What you will do: Search for the word "JSON" in the entries. Each line that holds it should be copied.

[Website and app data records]

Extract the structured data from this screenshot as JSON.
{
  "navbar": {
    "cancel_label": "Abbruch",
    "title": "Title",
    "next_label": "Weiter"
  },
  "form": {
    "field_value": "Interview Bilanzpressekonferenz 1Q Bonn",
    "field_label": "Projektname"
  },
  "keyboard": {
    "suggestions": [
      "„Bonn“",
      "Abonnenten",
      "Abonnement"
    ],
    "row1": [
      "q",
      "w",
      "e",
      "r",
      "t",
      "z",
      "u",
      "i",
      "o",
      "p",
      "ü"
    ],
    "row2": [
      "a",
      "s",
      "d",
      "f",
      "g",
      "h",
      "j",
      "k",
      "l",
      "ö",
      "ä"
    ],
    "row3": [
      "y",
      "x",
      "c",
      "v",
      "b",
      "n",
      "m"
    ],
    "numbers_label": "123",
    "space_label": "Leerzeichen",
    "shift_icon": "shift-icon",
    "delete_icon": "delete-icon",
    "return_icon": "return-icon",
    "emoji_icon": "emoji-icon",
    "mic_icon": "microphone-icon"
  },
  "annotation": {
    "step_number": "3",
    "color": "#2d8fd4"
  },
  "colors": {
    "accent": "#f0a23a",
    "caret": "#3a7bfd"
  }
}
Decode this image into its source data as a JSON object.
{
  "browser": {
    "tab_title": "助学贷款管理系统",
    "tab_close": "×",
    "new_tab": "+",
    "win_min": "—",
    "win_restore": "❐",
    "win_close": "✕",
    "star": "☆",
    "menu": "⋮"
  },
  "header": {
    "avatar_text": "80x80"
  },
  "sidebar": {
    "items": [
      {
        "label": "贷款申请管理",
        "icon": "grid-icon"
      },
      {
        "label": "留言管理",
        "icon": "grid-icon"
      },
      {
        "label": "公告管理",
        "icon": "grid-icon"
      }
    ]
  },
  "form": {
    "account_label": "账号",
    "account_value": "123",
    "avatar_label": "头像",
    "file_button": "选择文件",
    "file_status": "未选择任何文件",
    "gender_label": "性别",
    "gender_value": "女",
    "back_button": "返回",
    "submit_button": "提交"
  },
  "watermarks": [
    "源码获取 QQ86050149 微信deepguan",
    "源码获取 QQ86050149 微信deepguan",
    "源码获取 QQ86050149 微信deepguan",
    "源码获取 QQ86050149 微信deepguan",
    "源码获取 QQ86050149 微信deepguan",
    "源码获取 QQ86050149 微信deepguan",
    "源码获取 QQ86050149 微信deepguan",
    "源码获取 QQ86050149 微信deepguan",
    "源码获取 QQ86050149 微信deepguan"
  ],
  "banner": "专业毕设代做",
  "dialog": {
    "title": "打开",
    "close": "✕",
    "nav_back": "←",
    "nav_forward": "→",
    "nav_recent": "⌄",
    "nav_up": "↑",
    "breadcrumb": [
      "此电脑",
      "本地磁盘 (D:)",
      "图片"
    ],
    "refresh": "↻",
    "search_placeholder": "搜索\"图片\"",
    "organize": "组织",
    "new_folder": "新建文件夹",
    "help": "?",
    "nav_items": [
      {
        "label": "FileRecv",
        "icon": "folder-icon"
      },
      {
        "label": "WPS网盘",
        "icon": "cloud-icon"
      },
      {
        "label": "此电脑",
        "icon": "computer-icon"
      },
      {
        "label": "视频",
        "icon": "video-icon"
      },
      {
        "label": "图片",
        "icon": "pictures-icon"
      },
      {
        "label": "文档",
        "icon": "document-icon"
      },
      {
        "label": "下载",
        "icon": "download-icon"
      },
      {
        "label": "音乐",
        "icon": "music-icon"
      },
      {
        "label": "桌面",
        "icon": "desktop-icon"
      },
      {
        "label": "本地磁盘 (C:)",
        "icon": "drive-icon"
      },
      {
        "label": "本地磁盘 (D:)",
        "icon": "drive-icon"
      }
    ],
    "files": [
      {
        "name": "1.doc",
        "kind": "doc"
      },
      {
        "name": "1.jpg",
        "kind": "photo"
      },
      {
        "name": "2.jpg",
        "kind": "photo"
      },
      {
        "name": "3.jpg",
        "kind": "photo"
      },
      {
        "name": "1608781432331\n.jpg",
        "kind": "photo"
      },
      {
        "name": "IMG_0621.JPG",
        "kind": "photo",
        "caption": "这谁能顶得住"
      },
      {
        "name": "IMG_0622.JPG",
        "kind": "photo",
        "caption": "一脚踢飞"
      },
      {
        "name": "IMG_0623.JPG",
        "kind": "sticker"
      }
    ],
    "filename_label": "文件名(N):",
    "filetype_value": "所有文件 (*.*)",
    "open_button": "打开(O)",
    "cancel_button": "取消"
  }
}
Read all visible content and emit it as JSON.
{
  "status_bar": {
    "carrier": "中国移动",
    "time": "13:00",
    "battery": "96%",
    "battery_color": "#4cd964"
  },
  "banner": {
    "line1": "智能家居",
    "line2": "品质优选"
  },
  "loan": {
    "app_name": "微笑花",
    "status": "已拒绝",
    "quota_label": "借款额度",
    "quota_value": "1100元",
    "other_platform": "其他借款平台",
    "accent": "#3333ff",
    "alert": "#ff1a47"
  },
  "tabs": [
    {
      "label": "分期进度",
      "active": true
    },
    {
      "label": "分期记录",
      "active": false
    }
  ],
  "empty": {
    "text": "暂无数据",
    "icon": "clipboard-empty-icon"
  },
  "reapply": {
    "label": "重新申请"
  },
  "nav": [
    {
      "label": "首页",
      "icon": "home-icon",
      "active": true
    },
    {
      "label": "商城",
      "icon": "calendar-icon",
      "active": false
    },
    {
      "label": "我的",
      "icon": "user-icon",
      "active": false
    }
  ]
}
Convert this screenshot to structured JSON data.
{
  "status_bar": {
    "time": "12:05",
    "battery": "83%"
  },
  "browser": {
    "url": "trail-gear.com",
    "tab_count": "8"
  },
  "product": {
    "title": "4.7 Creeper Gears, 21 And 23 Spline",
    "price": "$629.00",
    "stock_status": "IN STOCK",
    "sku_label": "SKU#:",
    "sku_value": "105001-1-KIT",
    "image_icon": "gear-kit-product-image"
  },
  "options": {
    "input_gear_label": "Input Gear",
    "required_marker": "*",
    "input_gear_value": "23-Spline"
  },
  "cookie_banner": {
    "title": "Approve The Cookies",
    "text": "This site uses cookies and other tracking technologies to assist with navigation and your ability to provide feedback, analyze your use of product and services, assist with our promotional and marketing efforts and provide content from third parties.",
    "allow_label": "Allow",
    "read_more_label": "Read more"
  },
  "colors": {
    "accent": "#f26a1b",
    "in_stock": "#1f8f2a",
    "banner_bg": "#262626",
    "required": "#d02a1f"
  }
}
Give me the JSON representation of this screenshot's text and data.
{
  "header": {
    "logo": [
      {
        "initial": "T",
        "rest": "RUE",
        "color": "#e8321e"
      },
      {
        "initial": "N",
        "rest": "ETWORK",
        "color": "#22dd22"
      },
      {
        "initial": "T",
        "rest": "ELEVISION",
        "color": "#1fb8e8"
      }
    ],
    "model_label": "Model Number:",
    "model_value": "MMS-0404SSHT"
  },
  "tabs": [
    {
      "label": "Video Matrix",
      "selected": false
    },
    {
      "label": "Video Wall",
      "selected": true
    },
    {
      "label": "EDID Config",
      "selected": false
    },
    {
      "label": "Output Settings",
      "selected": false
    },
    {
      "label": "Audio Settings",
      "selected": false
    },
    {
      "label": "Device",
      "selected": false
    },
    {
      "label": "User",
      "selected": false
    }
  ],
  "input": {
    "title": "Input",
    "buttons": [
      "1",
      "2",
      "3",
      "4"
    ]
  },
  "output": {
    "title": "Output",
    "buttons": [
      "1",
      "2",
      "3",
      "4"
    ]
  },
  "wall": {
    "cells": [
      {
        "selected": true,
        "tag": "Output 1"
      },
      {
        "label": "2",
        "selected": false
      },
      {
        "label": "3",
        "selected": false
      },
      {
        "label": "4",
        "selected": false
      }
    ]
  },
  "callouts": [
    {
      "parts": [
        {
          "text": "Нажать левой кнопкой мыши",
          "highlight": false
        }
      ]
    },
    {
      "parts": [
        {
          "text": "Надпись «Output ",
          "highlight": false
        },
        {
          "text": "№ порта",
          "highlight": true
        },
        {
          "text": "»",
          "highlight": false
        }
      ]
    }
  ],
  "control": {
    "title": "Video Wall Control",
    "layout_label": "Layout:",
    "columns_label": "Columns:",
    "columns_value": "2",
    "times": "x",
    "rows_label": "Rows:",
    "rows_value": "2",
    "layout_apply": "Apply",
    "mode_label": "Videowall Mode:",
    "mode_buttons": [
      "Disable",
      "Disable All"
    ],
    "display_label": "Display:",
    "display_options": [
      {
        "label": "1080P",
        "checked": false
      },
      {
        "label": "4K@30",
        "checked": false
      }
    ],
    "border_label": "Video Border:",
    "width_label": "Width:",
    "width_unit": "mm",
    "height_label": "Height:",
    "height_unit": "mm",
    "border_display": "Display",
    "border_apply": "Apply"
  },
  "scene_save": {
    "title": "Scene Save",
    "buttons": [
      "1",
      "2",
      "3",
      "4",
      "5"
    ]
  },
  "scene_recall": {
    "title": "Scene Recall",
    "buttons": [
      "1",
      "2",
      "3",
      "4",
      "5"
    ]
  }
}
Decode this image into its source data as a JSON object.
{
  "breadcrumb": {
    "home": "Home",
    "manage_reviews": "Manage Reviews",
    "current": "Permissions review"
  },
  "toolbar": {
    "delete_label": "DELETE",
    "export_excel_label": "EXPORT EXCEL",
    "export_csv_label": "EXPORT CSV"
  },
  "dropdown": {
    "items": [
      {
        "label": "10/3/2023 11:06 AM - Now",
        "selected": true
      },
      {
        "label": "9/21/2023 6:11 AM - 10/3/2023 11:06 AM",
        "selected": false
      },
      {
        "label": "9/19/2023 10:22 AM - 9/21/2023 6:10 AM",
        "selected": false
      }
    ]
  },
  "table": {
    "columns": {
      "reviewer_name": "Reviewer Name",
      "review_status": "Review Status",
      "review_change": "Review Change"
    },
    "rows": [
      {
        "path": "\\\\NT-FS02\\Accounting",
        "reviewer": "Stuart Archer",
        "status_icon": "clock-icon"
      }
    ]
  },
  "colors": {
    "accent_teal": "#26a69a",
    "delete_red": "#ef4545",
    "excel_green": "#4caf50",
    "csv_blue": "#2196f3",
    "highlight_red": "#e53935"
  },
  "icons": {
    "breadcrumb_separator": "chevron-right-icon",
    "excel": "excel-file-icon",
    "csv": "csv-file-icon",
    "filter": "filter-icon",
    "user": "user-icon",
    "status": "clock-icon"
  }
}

Exercise answer:
Extract the structured data from this screenshot as JSON.
Decode this image into its source data as a JSON object.
Read all visible content and emit it as JSON.
Convert this screenshot to structured JSON data.
Give me the JSON representation of this screenshot's text and data.
Decode this image into its source data as a JSON object.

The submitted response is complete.